Let's be Frank about Marx?

Wed, 4 Mar 98 13:07:07
Manjur Karim (mkarim@moses.culver.edu)

Andre Gunder Frank's article is indeed quite impressive in its scope
and ambition. While the manifesto is not the central organizational
focus of his article, its has meaningful theoretical and
empirical relevance for the way we read the manifesto as part of the
totality of Marx's understanding of capitalism.

Frank made his rather spectacular entrance in the social scientific
analysis of development/ underdevelopment in the sixties not
only by challenging the dominant modernization paradigm of that
time, but also, relatively lesser known to the North American
audience, by challenging the "dualist" thesis (coexistence of
capitalist/modern and feudal/traditional modes of production in Latin
American societies) of the offical Communist Parties of Latin
America. Initally fascinated with Frank's point of view,
I later on became more interested in the Mode of Production critics of
the Frank-inspired dependency approach. But that is a
different story, which I will not address now.

It is extremely difficult to keep track with a prolific writer like
Frank (I don't remember the exact figure, but is it not something
like 36 books, a few hundred articles, being more cited than some
Nobel Laureate economists etc. etc. ?). However, in last few weeks
I tried to read about the latest turns in Frank's analysis of
the world system (note that while Wallerestein writes world-system
with a hyphen, Frank writes it without one; and there is apparently
a theoretical justification for that, something that Frank might
focus on).

I will use a rather long citation from "Let's be Frank
about World History" by Albert Beresen in *Civilizational and
World Systems: Studying World-Historical Change*, edited by Stephen
K. Sanderson, Altamira Press, 1995 to summarize Frank's position
as it relates to the present article. I hope Frank endorses this
interpretation of his work.

" Frank does not have the new model; no one does. But he began to
open some new avenues of thinking about how the world might work that
may point toward a new model of world-historical develpment.......

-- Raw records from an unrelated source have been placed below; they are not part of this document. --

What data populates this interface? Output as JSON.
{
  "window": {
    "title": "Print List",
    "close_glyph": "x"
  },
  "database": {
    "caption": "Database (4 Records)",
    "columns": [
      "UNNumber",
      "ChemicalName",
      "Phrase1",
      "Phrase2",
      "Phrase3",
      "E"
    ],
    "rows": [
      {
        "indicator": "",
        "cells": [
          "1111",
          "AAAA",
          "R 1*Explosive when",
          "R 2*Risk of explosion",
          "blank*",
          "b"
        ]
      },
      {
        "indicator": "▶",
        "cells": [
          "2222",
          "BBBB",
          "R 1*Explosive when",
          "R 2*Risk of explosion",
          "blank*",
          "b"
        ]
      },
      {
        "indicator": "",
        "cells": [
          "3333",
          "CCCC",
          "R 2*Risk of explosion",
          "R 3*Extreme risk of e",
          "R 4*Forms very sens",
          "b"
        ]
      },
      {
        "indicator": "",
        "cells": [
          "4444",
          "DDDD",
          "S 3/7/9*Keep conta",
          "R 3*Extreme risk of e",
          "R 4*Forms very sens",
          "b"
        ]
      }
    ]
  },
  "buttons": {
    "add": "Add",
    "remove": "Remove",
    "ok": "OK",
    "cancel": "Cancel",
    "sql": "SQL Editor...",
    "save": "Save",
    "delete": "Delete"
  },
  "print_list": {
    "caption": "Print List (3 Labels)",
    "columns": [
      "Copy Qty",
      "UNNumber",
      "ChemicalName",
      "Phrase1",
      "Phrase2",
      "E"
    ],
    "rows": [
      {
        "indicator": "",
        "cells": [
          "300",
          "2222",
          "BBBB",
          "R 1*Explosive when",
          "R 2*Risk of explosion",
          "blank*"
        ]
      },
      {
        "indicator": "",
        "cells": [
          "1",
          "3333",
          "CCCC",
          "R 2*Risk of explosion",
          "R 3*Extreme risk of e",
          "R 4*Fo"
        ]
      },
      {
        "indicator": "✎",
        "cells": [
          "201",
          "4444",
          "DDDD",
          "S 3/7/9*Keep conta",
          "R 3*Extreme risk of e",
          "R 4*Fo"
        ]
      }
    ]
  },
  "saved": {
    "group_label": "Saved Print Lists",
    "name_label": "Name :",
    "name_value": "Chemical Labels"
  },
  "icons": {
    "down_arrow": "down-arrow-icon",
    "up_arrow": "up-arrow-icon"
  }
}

...First, and most generally, Frank is beginning "post-world system
theory." What Frank did to Modernization theory he is now doding
to world-sysetm theory. It is an amazing feat, hardly realized by
many world system practitioners. From saying developing
countries did not get that way through their own internal
development but as being part of a larger system of world
economic relations, Frank has now placed that Europe-based
world-system in a larger world-historical context, saying that
the development of the Wallerestein/Braudelian world-system is
conditioned by, is part of, develops in accord with, its global
position within a still larger world-historical system that has
had Asia as its center for a long period of time...

...A corrolary of the first point is the contention that the
world-system does not bubble up out of the feudal west
because of an endogeneeous "Eurocrisis" of feudalism and then
go on to incorporate th rest of the world, but is part of the
larger world web from the very start....

..The Asian hegemony idea also prompts very macro materialist
versions of human history- the most people, production, and
wealth over most of the world's history are in the East.
This makes the rise of the West a short interlude of
perhaps a few hundred years from AD 1750/1850 to 2000, as
productive advantage is again returning to Asia. So, a new
model of world centers and peripheries; up to 1750/1850 an
Asia-dominate dworld system, then until 2000 a Euro-North
American-dominated system, and then from the year 2000
onward the action swings back to where it has been most of
the time- Asia. Speak of decentering. The rise of the
West is now a hegemonic blip in world history...

..Marx fits the "Eoroideology" model; in theorizing that
capitalism rises out of "Eurofeudalism" he gives no
acknowledgement of relations between the semiperipheral
West and the Asian core as having anything to do with
producing the West's upward mobility in world production
after 1750/1850. Marx has always been the most radical of
thinkers, but from this perpsective Marxism is a form of
"Euroapologetics" providing a rationale for
"Euroexceptioalism....."

I am particularly curious how Kevin Anderson or David Smith
(David, are you on this list?) respond to this stage of
Frank's theory. I personally have some question for
Frank. But I have to take care of some other business now. I
will write again either this evening or tomorrow morning.

Manjur Karim